_DIRECTIONS_: What lines in the entries below contain the word "icon"? Copy all of them.

_EXCERPTED DATA_:
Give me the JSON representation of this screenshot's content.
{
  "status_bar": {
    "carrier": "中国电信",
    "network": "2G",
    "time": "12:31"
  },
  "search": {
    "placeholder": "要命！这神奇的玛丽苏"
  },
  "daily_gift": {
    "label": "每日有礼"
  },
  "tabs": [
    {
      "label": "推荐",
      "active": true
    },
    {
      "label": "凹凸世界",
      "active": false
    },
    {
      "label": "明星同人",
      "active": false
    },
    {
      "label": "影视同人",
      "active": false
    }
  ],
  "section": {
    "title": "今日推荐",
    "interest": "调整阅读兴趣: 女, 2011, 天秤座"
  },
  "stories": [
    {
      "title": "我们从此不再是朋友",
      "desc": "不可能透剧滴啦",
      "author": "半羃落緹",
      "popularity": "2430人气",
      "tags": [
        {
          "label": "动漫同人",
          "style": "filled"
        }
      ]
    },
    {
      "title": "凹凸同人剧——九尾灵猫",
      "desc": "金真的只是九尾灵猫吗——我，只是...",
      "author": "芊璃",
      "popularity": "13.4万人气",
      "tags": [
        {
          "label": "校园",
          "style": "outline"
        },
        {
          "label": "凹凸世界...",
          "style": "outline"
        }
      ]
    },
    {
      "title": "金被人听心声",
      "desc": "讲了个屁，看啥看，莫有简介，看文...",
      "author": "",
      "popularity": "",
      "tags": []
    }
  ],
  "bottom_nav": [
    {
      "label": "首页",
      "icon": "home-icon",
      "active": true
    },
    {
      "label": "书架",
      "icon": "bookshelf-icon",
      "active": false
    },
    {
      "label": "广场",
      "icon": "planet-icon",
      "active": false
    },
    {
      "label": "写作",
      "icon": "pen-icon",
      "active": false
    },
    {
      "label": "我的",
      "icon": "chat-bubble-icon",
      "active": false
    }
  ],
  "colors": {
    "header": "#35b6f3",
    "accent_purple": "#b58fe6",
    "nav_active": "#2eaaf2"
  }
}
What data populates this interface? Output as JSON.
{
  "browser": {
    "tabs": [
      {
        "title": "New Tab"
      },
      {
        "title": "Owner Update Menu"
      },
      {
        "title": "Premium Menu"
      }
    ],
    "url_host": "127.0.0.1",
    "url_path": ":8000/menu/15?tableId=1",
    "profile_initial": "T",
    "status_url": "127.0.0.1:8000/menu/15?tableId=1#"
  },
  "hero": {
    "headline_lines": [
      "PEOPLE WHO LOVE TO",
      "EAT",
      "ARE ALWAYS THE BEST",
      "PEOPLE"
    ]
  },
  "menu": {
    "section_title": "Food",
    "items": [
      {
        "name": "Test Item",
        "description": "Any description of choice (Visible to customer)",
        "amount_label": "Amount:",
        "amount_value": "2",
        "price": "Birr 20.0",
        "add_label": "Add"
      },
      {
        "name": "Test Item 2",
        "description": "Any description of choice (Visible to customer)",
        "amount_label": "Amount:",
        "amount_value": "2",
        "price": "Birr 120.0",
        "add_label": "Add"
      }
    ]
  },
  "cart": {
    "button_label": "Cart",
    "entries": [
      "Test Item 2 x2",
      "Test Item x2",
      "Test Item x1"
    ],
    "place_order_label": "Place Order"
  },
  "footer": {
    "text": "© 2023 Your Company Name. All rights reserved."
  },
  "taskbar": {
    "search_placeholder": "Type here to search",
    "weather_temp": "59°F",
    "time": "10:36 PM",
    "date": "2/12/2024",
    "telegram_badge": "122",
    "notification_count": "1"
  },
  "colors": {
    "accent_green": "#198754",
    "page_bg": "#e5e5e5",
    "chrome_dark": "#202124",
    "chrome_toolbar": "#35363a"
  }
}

_EXERCISE OUTPUT_:
      "icon": "home-icon",
      "icon": "bookshelf-icon",
      "icon": "planet-icon",
      "icon": "pen-icon",
      "icon": "chat-bubble-icon",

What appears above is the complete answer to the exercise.